Records from a data source:
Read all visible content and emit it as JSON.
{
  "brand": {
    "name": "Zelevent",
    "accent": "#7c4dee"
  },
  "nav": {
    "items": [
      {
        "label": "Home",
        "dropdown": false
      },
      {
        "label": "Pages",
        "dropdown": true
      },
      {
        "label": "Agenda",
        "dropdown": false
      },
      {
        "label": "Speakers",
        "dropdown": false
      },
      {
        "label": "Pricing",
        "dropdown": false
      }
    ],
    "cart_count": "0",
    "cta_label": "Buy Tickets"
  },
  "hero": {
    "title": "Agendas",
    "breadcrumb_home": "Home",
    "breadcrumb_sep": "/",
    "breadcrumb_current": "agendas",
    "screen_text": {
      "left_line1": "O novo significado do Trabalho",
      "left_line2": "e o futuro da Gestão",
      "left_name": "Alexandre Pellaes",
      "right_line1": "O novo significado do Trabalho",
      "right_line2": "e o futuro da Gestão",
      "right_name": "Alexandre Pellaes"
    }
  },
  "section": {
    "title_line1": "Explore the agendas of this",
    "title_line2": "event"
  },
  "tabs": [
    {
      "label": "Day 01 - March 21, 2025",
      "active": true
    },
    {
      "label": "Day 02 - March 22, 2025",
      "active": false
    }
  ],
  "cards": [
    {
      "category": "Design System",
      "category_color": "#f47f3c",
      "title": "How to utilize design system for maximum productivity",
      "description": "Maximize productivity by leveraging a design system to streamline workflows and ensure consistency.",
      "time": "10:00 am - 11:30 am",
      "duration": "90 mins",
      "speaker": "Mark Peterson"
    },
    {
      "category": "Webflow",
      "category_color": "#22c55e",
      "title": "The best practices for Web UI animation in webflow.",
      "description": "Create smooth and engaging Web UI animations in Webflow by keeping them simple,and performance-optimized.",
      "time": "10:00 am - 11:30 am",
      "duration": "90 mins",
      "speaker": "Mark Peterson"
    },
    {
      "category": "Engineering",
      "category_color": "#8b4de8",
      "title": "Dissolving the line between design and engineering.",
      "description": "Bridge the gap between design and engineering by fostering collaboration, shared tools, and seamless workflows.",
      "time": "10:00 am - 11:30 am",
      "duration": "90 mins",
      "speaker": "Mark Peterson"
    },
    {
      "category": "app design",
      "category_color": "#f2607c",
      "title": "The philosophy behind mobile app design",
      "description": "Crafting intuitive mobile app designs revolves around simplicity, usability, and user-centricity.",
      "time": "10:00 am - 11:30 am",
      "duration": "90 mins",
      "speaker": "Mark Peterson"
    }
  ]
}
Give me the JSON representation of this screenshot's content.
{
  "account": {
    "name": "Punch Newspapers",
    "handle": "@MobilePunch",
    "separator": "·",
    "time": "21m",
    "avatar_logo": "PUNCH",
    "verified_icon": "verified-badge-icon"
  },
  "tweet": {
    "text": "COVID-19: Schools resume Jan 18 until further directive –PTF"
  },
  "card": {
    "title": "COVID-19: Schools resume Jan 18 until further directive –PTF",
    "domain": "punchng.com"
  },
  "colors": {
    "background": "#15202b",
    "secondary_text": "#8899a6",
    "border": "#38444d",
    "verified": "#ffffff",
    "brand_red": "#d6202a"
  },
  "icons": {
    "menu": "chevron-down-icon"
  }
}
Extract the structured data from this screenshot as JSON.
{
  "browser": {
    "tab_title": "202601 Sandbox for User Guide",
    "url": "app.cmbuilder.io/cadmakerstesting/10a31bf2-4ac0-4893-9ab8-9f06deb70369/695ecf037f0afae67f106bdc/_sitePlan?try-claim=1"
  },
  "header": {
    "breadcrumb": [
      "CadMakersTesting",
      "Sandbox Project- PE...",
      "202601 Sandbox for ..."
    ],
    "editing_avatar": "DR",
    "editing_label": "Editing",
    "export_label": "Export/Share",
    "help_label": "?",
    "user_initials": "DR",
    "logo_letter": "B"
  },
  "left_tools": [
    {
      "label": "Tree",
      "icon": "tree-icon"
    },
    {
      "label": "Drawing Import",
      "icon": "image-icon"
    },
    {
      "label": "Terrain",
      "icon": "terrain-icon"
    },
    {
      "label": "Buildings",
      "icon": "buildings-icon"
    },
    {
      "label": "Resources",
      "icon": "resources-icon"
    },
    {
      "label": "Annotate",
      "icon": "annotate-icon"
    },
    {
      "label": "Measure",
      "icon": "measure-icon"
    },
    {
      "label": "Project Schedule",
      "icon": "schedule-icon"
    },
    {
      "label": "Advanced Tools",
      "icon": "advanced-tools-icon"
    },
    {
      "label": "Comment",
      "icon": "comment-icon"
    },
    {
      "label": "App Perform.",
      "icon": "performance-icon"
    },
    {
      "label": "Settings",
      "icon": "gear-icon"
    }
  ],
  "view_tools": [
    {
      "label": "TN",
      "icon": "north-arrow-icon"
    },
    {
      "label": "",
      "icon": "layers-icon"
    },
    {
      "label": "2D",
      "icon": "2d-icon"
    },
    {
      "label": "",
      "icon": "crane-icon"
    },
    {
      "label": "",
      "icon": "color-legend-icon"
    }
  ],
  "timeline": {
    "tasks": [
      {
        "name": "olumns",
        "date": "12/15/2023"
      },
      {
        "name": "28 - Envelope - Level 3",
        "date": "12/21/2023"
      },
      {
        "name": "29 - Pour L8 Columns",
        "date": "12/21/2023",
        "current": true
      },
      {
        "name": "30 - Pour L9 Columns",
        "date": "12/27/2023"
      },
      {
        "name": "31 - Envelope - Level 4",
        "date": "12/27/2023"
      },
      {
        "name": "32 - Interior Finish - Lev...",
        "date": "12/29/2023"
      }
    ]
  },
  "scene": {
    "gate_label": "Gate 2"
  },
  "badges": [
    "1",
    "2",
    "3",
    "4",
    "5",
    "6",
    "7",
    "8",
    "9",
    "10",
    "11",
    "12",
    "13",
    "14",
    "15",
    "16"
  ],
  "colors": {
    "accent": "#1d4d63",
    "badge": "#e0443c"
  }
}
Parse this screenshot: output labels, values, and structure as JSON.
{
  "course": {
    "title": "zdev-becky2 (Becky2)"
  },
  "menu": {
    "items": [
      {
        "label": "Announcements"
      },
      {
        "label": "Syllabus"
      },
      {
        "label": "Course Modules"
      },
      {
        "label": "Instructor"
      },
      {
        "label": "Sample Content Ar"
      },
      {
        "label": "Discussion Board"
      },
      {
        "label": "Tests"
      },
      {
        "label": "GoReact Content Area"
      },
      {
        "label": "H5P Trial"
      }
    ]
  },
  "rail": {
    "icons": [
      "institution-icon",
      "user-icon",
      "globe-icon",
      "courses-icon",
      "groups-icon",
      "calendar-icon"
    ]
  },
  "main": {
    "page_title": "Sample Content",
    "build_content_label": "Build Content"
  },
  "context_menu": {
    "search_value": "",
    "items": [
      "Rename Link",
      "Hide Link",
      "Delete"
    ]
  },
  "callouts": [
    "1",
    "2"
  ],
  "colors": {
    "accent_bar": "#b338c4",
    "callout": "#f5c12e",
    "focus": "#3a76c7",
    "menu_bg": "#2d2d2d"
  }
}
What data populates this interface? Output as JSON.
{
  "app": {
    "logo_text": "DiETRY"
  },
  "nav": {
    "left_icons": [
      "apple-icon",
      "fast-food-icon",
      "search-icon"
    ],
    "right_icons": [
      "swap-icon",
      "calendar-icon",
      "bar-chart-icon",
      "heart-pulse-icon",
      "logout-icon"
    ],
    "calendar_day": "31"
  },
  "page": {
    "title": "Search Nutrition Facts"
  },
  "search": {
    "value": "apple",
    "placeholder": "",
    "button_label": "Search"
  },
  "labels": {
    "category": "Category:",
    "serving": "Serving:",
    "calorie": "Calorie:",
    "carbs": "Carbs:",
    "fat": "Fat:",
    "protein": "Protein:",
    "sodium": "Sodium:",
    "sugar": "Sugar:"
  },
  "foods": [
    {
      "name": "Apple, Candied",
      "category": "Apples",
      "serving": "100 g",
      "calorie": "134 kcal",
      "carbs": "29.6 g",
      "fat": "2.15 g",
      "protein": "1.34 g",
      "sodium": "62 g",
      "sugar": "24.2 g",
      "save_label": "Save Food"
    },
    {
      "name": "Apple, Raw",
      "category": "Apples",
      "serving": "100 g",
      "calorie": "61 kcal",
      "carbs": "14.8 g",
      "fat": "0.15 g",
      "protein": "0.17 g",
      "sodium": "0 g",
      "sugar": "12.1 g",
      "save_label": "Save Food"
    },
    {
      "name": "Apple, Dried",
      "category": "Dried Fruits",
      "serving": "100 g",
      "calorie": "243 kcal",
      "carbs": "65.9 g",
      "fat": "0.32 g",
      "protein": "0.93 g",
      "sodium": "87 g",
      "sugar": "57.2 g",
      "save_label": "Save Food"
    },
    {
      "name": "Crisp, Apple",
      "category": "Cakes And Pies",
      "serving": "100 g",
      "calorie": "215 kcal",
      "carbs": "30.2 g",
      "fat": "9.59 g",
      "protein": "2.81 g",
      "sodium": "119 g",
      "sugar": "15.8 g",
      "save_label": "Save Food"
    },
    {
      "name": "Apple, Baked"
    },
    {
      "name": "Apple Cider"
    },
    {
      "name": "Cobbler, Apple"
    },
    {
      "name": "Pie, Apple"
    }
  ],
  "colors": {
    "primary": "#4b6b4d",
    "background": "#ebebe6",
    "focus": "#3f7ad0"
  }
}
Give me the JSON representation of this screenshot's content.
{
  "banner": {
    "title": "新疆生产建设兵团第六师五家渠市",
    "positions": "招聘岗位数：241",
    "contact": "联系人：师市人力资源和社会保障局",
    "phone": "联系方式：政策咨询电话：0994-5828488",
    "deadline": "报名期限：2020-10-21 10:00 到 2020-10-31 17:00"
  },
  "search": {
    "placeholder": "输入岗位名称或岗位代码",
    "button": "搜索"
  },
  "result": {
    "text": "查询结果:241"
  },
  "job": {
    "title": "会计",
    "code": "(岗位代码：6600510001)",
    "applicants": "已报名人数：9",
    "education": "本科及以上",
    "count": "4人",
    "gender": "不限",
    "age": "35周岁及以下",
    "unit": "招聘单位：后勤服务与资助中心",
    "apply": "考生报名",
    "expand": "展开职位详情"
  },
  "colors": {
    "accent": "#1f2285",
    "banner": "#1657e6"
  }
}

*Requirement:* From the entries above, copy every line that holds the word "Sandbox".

*Response to the task:*
    "tab_title": "202601 Sandbox for User Guide",
      "Sandbox Project- PE...",
      "202601 Sandbox for ..."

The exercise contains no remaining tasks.